The circuits are split on this issue. Compare Anonymous v. Anonymous, 558 F.2d 677 (2d Cir.1977); Simpson v. Simpson, 490 F.2d 803 (5th Cir.), cert. denied, 419 U.S. 897, 95 S.Ct. 176, 42 L.Ed.2d 141 (1974); with Kempf v. Kempf, 868 F.2d 970 (8th Cir.1989); Pritchard v. Pritchard, 732 F.2d 372 (4th Cir.1984); United States v. Jones, 542 F.2d 661 (6th Cir.1976)


18 U.S.C. § 2510(5)(a)(i) provides that:

"electronic, mechanical, or other device" means any device or apparatus which can be used to intercept a wire, oral, or electronic communication other than--

(a) any telephone or telegraph instrument, equipment or facility, or any component thereof, (i) furnished to the subscriber or user by a provider of wire or electronic communication service in the ordinary course of its business and being used by the subscriber or user in the ordinary course of its business or furnished by such subscriber or user for connection to the facilities of such service and used in the ordinary course of its business;....
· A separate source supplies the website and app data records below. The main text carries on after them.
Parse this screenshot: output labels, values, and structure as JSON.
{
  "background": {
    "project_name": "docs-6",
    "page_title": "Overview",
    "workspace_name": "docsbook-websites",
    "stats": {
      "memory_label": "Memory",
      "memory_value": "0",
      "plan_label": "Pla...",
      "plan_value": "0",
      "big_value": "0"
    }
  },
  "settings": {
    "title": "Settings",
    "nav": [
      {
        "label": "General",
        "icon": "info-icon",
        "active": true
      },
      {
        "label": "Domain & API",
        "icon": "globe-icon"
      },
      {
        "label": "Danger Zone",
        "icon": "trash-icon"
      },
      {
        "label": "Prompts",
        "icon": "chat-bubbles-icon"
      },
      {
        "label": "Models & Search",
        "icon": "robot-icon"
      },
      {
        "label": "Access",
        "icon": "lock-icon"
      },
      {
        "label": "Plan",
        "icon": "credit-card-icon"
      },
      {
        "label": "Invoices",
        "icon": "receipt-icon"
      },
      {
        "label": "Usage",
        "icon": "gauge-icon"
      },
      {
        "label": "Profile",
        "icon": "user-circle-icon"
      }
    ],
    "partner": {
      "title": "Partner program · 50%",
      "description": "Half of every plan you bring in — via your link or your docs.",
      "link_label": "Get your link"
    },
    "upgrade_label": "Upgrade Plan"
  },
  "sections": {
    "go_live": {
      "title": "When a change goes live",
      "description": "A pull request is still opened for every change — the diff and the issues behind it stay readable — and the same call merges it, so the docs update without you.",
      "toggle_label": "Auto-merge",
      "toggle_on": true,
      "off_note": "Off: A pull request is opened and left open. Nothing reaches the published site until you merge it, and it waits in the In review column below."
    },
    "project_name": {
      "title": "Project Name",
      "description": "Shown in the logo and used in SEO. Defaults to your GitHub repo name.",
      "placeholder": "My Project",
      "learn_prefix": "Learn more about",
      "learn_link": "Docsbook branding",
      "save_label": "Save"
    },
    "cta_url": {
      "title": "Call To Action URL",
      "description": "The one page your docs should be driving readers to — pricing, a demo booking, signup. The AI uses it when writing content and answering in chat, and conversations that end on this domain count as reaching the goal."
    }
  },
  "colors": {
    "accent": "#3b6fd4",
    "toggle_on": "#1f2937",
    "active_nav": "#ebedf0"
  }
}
While comments made during the legislative process are not in any sense controlling, nevertheless our holding above is reflective of what appears to be the general understanding of those involved in the legislative process regarding the scope of the statute in situations such as that present here. See, e.g., Anonymous, 558 F.2d at 679 (quoting from the Hearings on the Anti-Crime Program Before Subcomm. No. 5 of the House Judiciary Comm., 90th Cong., 1st Sess. 901 (1967): "I take it nobody wants to make it a crime for a father to listen in on his teenage daughter or some such related problem." Comment by Professor Herman Schwartz testifying for the A.C.L.U.)